Thus sustained and back on track, I decided to head in the direction of a film I thought I would have had to have crossed off my viewing list, but could put back into my schedule thanks to the insane popularity and minimal venue space for frankie go boom. And that was an off-beat, strange, black comedy called Black Pond. It was indeed a bizarre journey of a film with a wide range of emotions and impressions as the film progressed. As it ended up I liked it, and will discuss it in full later, but even now I still find the experience dizzying and my thoughts about it conflicted. But I don’t necessarily think that is a bad thing.

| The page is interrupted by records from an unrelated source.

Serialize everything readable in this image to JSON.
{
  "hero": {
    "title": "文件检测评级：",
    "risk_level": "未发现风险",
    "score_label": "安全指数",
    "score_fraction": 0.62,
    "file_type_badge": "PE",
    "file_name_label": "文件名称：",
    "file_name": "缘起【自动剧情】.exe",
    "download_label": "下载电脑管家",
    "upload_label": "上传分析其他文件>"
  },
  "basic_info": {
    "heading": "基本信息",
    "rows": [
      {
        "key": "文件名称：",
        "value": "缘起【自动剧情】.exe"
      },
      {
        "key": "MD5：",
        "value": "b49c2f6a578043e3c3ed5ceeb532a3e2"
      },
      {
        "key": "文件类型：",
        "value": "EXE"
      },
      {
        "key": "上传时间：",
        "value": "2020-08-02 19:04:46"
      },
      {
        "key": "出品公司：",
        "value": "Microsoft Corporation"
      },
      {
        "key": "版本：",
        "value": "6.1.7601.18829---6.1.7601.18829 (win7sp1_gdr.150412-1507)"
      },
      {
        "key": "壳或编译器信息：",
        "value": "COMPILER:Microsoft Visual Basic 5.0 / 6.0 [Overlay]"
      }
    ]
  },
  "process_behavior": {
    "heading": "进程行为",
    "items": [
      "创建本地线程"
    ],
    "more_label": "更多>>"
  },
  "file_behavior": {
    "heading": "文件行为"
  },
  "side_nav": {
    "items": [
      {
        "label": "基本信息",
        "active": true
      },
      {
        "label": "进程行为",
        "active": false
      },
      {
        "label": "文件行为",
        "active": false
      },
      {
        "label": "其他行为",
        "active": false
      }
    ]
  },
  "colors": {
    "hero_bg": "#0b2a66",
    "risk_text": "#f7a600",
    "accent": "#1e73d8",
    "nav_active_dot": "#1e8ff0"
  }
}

I ended the evening with a much anticipated viewing of the new Patton Oswalt movie, Nature Calls. Now as you may recall, I was giddy with excitement for this movie, and I was seriously stressing about getting it and other panel discussions into my schedule. The drama of getting to the screening was heightened by the fact that this showing was held at one of the festivals “satellite” locations; translation: BFE!!! Thank the gods for satellite navigation, because I never would have found the place without it. In fact I nearly didn’t find it with satnav. The theater (yet another beautiful and seemingly quite new branch of the Alamo Drafthouse enterprise) was way off the road and impossible to see until you are inadvertently getting back on the freeway and going past it. I never claimed to have a sense of direction. Anyway, once there and safely ensconced in my seat, like a kid on Christmas morning just waiting to rip into a big glittery present, the movie began. And to be quite honest…well…it blew. I was so devastated, but it really was vastly unpleasant and barely funny at all. It was a bitter disappointment. Patton, sweet pea, this isn't how you follow up a role that should have gotten you an Oscar nomination. You're just giving them more ammo to overlook you again later. The best parts were the exchanges between supporting characters Rob Riggle and the late Patrice O’Neal, and the best of all were the parts that felt like Riggle was improvising. Johnny Knoxville’s character was vile in a way that wasn’t even funny, and there is no way a character like Maura Tierney’s would have ever married that a-hole. This is precisely the kind of dilemma that The Babymakers avoids.